In an article for The Collaborative Fund, Morgan Housel draws a parallel between the energy industry and investing through a discussion of how conservation and efficiency in the former has increased over the past 40 years.
Housel notes that today, the U.S. uses 60% less energy per dollar of GDP than it did in 1950. He points out that those factors that are largely in our control, like efficiency, “can make the biggest difference over time.” The impact of conservation and efficiency, he writes, can surpass what has been done in other parts of the energy industry.
Personal savings and frugality, Housel explains, are “finance’s conservation and efficiency.” They are largely in our control, he adds, and “have a 100% chance at being as effective in the future as they are today. So, which should you pay more attention to?”
Housel continues the discussion by highlighting the importance of finding balance between lifestyle needs and spending. “Investing alpha is hard and often fleeting, but the lifestyle version is more in your control and permanent,” he writes, citing the example of Warren Buffett, who lives in the same house he bought in his 20s.

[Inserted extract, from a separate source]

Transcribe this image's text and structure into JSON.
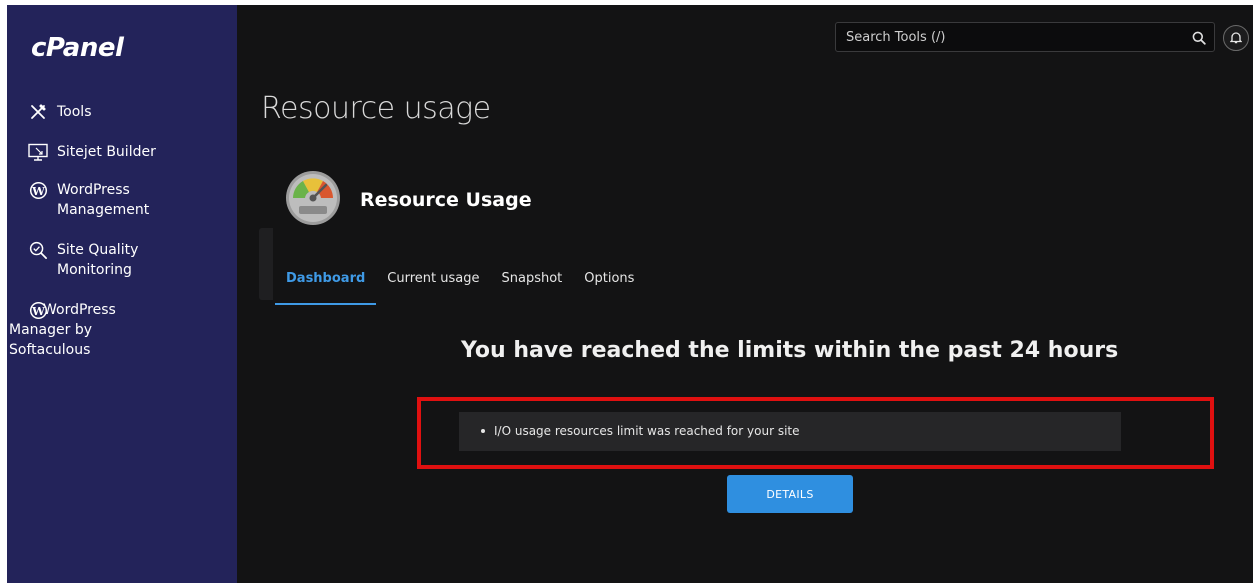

Housel concludes, “the idea that there are two ways to improve your financial wellbeing, and one is more in your control with higher odds of success than the other, is as overlooked in finance as it has been with energy.”